Credits

Guests:
Robert Shireman - Clinton campaign - @bob_shireman, Jonathan Glater - Business writer for the New York Times, John Dean - Counsel to then-President Richard Nixon - @JohnWDean, Malcolm Getz - Professor of Economics at Vanderbilt University, Anya Kamenetz - NPR - @anya1anya

Host:
Warren Olney

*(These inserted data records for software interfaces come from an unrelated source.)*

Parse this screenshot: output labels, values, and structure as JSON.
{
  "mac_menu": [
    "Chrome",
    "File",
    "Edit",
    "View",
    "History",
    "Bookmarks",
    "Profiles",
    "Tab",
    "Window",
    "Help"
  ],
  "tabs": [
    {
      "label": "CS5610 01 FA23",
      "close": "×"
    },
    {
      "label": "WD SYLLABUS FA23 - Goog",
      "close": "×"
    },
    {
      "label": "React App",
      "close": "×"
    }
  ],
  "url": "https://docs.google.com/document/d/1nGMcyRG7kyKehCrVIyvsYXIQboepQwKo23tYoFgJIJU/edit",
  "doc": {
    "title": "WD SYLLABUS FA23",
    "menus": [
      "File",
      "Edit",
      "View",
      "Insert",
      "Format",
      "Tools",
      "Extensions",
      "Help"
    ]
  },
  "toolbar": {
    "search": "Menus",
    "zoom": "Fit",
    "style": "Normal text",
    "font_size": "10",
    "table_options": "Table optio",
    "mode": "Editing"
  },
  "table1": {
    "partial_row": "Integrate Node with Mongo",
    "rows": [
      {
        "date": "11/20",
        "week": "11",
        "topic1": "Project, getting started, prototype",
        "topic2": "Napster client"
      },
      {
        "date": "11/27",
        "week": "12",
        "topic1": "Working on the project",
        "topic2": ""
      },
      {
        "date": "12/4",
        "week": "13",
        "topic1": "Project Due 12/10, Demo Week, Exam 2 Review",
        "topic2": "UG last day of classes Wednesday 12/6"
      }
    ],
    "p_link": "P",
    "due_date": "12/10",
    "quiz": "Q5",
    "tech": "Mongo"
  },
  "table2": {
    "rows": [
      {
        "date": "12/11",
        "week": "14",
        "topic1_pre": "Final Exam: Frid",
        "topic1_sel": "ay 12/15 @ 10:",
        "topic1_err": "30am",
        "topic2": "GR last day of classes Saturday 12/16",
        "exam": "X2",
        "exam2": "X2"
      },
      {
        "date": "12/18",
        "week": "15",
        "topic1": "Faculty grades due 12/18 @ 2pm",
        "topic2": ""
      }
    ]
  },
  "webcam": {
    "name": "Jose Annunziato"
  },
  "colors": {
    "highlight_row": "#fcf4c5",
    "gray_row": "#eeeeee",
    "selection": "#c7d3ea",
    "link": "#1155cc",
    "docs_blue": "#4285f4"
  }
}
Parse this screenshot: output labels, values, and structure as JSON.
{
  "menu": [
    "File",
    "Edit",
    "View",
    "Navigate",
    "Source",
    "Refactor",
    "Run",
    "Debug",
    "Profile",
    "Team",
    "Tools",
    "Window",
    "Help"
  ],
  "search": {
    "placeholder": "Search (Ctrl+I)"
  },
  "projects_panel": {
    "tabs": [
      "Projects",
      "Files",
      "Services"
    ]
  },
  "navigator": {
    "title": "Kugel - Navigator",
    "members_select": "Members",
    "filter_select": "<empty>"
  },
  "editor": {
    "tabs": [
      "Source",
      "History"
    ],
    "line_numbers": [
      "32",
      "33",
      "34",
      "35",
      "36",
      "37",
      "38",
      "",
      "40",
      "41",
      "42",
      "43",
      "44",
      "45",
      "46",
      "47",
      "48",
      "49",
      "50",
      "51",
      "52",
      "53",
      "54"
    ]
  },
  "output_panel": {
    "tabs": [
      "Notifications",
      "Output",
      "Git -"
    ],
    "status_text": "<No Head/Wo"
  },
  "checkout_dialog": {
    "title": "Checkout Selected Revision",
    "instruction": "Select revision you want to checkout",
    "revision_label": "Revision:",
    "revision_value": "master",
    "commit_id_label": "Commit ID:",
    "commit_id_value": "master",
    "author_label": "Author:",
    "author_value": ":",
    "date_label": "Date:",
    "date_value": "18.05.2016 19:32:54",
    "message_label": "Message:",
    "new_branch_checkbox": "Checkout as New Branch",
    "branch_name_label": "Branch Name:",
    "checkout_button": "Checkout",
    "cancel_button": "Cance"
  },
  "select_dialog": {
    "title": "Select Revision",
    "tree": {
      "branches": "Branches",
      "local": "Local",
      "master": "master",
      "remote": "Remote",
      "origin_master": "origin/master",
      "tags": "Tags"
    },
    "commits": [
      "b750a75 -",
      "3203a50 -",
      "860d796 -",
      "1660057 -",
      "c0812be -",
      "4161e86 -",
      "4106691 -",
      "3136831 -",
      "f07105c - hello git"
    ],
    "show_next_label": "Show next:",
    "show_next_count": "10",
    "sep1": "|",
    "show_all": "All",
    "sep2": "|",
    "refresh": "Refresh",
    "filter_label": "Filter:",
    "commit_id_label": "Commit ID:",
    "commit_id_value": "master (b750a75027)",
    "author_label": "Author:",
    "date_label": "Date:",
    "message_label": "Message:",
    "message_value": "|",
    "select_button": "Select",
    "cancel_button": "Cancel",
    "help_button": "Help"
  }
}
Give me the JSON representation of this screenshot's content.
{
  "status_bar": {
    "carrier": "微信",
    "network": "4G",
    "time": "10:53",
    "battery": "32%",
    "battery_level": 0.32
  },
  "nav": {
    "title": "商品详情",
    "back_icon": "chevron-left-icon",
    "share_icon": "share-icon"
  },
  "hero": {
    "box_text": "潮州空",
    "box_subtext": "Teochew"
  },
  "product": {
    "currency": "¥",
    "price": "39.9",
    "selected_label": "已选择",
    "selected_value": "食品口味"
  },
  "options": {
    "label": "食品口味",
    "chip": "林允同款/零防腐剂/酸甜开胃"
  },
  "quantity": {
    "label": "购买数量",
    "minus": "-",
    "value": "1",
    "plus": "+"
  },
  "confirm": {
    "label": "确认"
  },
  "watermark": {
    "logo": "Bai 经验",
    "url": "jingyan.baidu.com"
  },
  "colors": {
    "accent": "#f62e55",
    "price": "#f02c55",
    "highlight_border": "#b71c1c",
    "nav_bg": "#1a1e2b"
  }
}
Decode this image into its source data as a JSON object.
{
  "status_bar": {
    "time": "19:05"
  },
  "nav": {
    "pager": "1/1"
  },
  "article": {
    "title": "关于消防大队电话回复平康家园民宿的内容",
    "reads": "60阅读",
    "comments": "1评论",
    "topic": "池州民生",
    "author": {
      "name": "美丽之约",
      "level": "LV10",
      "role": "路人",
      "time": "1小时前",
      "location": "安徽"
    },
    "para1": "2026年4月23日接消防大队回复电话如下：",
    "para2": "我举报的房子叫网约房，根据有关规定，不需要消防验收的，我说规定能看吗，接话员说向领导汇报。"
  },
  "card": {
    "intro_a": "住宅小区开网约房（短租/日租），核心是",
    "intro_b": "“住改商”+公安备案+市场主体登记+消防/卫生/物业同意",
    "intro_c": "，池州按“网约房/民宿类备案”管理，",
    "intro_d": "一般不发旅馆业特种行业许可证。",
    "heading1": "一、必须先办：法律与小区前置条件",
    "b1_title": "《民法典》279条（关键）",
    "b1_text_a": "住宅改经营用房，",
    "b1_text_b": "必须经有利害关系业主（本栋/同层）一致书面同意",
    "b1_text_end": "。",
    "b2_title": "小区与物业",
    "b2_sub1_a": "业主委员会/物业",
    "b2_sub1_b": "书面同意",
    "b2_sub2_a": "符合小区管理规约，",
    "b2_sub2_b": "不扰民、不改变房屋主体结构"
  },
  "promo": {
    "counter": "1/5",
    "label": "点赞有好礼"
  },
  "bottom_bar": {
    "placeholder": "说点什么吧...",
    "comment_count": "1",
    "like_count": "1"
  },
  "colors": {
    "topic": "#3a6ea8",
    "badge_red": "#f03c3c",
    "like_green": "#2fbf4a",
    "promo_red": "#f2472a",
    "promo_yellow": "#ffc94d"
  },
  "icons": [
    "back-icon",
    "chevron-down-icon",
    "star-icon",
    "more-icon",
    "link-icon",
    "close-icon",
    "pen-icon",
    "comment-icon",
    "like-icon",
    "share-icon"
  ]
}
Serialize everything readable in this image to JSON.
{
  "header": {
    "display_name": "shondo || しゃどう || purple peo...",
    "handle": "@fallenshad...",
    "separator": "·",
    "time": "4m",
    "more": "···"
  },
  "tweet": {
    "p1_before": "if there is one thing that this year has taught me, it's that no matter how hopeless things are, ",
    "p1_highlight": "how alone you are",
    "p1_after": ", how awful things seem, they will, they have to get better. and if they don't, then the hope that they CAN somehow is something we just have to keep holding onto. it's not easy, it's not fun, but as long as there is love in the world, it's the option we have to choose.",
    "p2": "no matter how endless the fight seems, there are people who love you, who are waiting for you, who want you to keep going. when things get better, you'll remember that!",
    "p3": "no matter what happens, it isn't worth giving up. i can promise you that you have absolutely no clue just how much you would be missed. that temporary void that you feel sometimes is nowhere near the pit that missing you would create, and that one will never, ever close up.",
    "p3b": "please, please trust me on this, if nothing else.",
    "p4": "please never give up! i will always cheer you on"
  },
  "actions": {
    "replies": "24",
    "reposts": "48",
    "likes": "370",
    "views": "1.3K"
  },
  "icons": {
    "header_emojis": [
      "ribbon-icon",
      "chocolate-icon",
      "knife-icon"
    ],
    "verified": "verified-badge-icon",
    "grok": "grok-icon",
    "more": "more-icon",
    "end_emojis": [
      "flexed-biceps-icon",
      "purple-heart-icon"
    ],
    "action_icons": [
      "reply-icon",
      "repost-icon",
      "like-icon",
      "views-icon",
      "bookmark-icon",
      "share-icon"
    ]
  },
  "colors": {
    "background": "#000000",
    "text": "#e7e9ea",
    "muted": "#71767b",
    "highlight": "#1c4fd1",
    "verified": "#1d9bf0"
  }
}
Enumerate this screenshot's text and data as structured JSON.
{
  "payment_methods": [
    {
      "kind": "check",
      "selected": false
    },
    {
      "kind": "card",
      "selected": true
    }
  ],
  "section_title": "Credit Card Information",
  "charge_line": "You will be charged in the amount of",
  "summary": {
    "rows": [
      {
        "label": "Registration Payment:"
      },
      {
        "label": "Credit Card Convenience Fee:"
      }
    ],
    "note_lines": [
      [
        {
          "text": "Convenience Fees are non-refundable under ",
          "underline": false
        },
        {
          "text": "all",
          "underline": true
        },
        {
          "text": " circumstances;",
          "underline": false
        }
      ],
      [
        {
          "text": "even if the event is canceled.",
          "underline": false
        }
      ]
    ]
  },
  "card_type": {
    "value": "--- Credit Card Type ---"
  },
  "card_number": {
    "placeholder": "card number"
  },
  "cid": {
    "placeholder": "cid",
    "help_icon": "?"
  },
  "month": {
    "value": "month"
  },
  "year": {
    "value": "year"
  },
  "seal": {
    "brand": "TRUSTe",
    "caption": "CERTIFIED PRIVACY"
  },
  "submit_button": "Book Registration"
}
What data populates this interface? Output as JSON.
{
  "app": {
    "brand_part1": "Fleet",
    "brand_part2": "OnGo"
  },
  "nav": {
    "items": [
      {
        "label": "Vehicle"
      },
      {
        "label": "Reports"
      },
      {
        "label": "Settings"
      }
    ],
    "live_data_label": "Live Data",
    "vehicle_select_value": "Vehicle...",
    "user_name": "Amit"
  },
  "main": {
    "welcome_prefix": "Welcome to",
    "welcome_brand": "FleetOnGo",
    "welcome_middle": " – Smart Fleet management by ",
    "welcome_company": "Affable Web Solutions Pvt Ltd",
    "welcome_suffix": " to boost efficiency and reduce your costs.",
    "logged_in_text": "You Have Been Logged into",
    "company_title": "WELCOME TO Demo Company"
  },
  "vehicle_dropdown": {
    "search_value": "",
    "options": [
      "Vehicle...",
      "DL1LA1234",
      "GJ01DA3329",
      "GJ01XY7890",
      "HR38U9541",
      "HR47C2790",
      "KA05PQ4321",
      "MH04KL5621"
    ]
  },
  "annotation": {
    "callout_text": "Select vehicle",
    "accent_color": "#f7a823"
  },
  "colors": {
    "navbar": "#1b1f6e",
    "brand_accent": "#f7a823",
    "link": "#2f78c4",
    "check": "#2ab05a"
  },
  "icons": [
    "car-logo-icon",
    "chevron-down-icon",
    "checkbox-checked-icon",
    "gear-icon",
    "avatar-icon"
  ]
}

Producers:
Vanessa Romo, Christian Bordal, Frances Anderton